• [Your assignment]:
For the records below, tally the lines that include the word "kind" and report the number alone.

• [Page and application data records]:
Content starts

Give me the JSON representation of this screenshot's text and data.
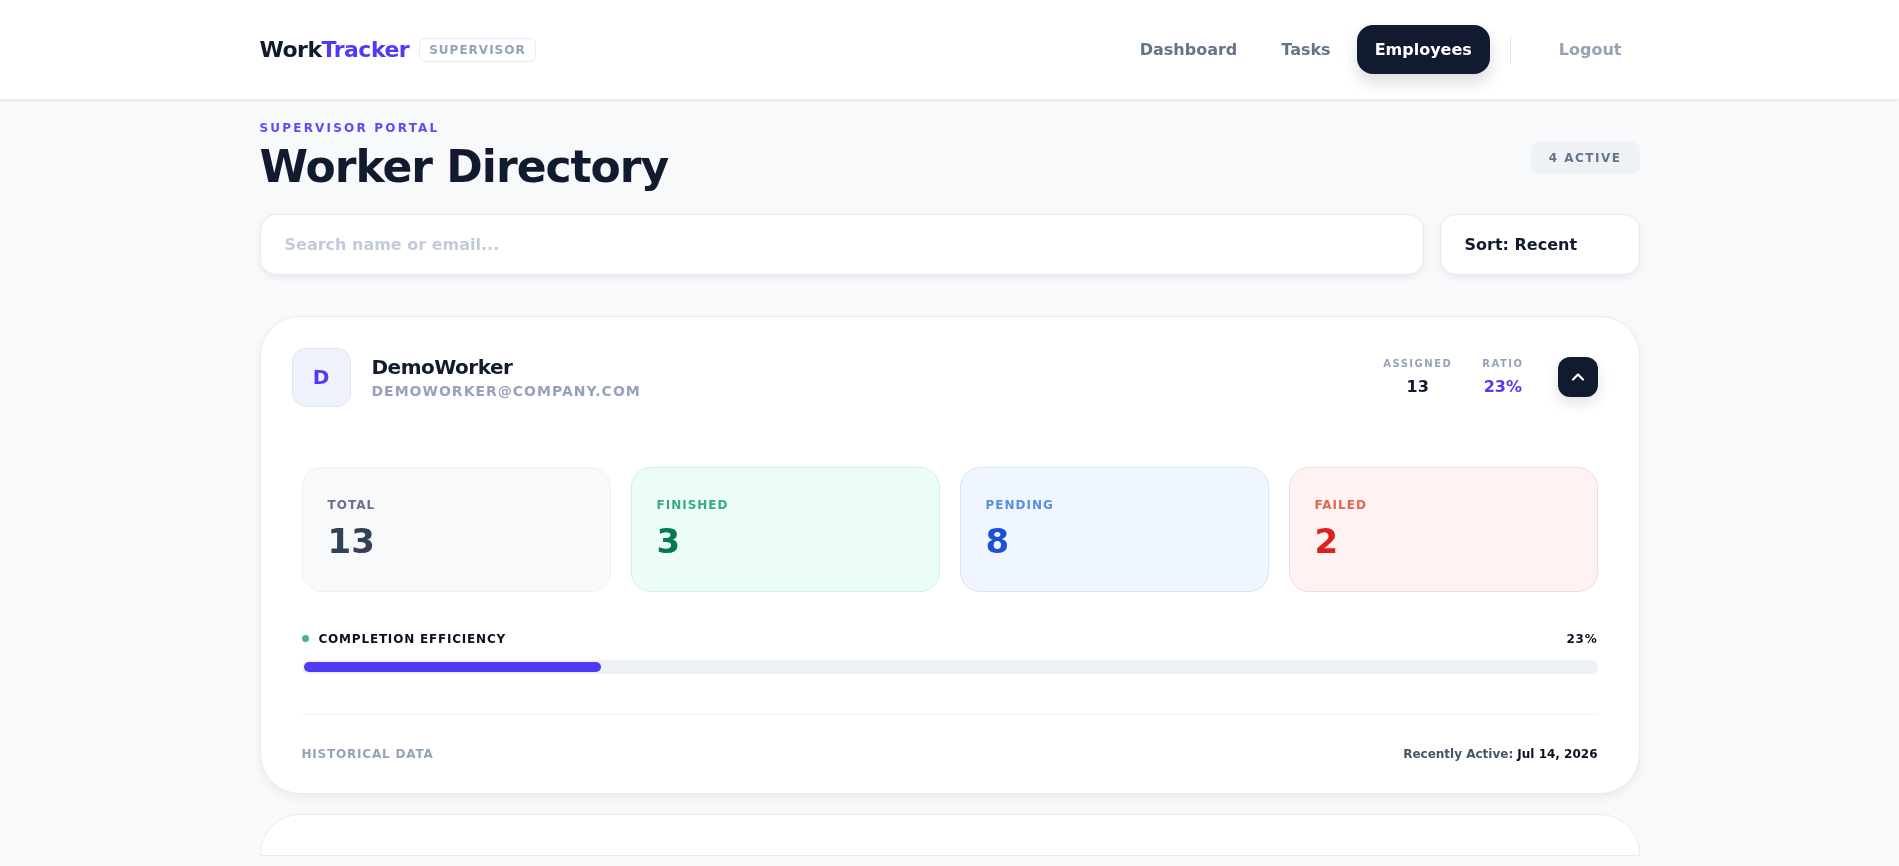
{
  "header": {
    "logo": {
      "primary": "Work",
      "accent": "Tracker"
    },
    "role_badge": "SUPERVISOR",
    "nav": [
      {
        "label": "Dashboard",
        "selected": false
      },
      {
        "label": "Tasks",
        "selected": false
      },
      {
        "label": "Employees",
        "selected": true
      }
    ],
    "logout": "Logout"
  },
  "page": {
    "eyebrow": "SUPERVISOR PORTAL",
    "title": "Worker Directory",
    "active_badge": "4 ACTIVE"
  },
  "filters": {
    "search": {
      "placeholder": "Search name or email..."
    },
    "sort": "Sort: Recent"
  },
  "workers": [
    {
      "initial": "D",
      "name": "DemoWorker",
      "email": "DEMOWORKER@COMPANY.COM",
      "assigned_label": "ASSIGNED",
      "assigned": "13",
      "ratio_label": "RATIO",
      "ratio": "23%",
      "expanded": true,
      "stats": [
        {
          "kind": "total",
          "label": "TOTAL",
          "value": "13"
        },
        {
          "kind": "finished",
          "label": "FINISHED",
          "value": "3"
        },
        {
          "kind": "pending",
          "label": "PENDING",
          "value": "8"
        },
        {
          "kind": "failed",
          "label": "FAILED",
          "value": "2"
        }
      ],
      "efficiency": {
        "label": "COMPLETION EFFICIENCY",
        "reading": "23%",
        "level": 0.23
      },
      "history_label": "HISTORICAL DATA",
      "last_active": "Recently Active: **Jul 14, 2026**"
    }
  ]
}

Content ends

• [Answer to this problem]:
4